When JRR Tolkien completed his sketch “Death of Smaug” for The Hobbit in the early 1930s‚ he was illustrating a work of fiction. But it turns out he was being prophetic‚ too.
Tolkien‚ born in Bloemfontein in 1892‚ spent his first three years in the Free State where sungazer lizards — reputed to have been his inspiration for the dragon Smaug — are now under threat of extinction.
The spiky 20cm lizards‚ which look into the sun as they bask‚ are in rapid decline thanks to farming and the global pet trade.
“There was recently a case of a suitcase from South Africa being intercepted in Schiphol airport in Amsterdam containing about 15 live sungazers‚ said Shivan Parusnath‚ a PhD student at Wits University‚ who conducted a conservation assessment of the species for his Master’s research.
He found that numbers had declined by more than a third over the last decade‚ and that just under half of the sungazers’ tiny habitat in the Free State and Mpumalanga had been irreversibly transformed by humans‚ mainly for farming.
Parusnath estimates there are 680‚000 sungazers left‚ but since they mature slowly‚ have small litters and reproduce only every few years‚ he recommends that Smaug giganteus remains classified “vulnerable” by the International Union for Conservation of Nature.
“The rich and arable Highveld grasslands that the sungazers inhabit is‚ unfortunately for the species‚ also the perfect soil for crop production. This leaves the species prone to danger when humans plough the land for crops‚” he said in the Journal for Nature Conservation.
Those that survive can sell for thousands of dollars in Japan‚ Germany and the US. Permits to catch them are virtually impossible to obtain‚ and possession of a sungazer without a permit can attract a prison sentence of up to 20 years or a R5-million fine.
But poachers were still plundering the population. And because of their specific climatic niche‚ it is virtually impossible to breed them in captivity. “[They] likely do not even enter the process of producing sperm and eggs without the correct cooling and warming periods that they experience seasonally in the wild‚” said Parusnath.
“On top of that‚ sungazers seem to have a very complex social structure‚ so keeping them in random combinations in a metre-long glass tank is not going to be very productive in terms of getting them to reproduce.”

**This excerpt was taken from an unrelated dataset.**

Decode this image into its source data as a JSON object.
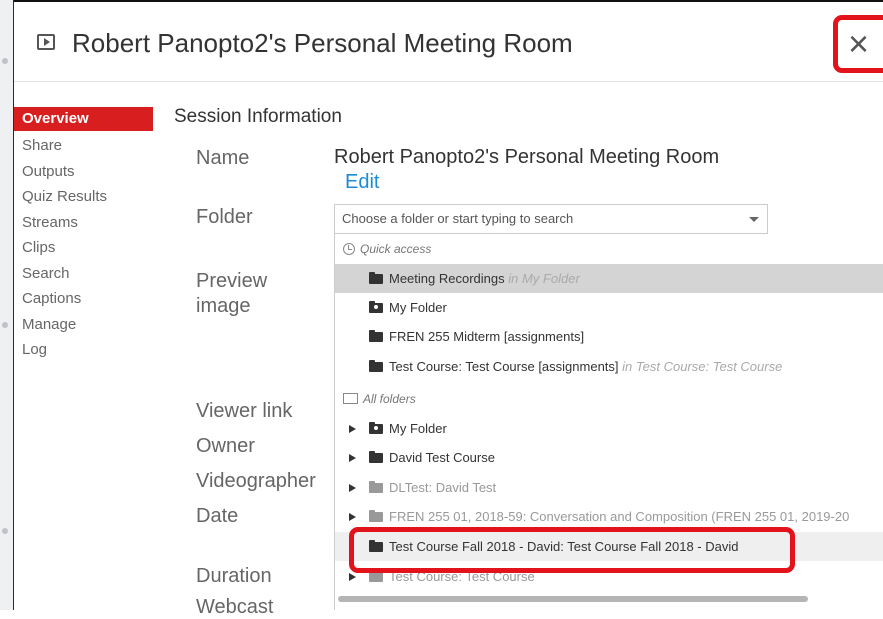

Parusnath is developing and testing methods similar to those used in human parentage tests to establish the genetic relatedness of sungazers in different populations. These will either prove or disprove claims that animals for sale in the pet trade were bred in captivity before trading permits are granted.
“This will make a huge difference to the illegal trade in the species‚ since there are strong suspicions that wild-caught sungazers have been laundered and sold as captive-bred with permits for decades‚” he said.